July 23, 2019

US tech giants are buying up AI startups, but acquisition diversity is on its way

By Luke Christou

While artificial intelligence (AI) technology has the power to transform a range of sectors, US-based technology giants remain the largest investors in promising AI tech startups, according to data and analytics company GlobalData.

Facebook, Microsoft, Apple and Splunk were behind 30% of all acquisitions in the AI space in a four-year period between 2014 and 2018.

Just one of the top five investors – Ireland-based consultancy company Accenture – hailed from outside of the US.

A diversifying AI acquisition market

AI adoption is set to greatly increase across industries in the coming years. A recent report put together by MMC Ventures, The State of AI: Divergence, found that 48% of insurance companies plan to deploy AI initiatives in the next 12 months, as well as 44% of retail companies, 42% of media companies and 40% of transport providers.

Read more: The State of AI in 2019: Are Businesses Buying the AI Hype?

According to Aurojyoti Bose, a financial deals analyst for GlobalData, this will see the AI space’s merger and acquisitions (M&A) market become more diverse, attracting greater investment from businesses outside of the technology industry.

“With increasing adoption of AI across sectors, this space is bound to witness growth in an already burgeoning M&A activity,” Bose said. “Corporates are extensively evaluating options to integrate AI in their business operations and automation initiatives.

“Technology companies have been the dominant deal makers in the AI space. However, with AI making inroads into diverse sectors, the buyer universe is expanding and the space is also attracting investments from non-technology companies.”

The market is already beginning to see investment in solutions designed for specific industry applications. One of the largest M&A deals in 2018, for example, saw biotechnology company Bio-Techne Corporation pay $575m to acquire AI diagnostic solutions startup Exosome Diagnostics.

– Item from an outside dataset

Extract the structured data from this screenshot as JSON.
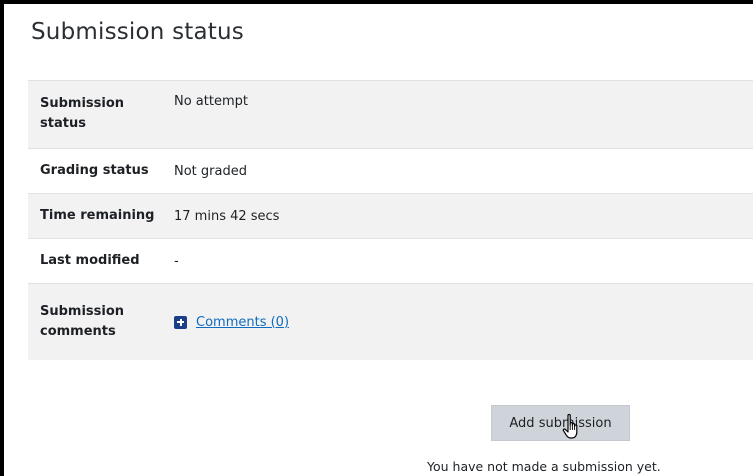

Looking elsewhere for talent

Given the United States’ market-leading position in AI, and the venture capital available to hopeful startups (eight of the top ten venture capital investors in AI startups are headquartered in the US), it comes as little surprise that the vast majority (70%) of acquired startups are based in the US.

However, corporations are beginning to cast their eyes beyond the US market. GlobalData predicts that while American startups will continue to lead the way, acquirers will increasingly look to markets such as the UK, China, India, Canada and Israel in search of innovation solutions and untapped talent.

Read more: What do investors look for in an AI company?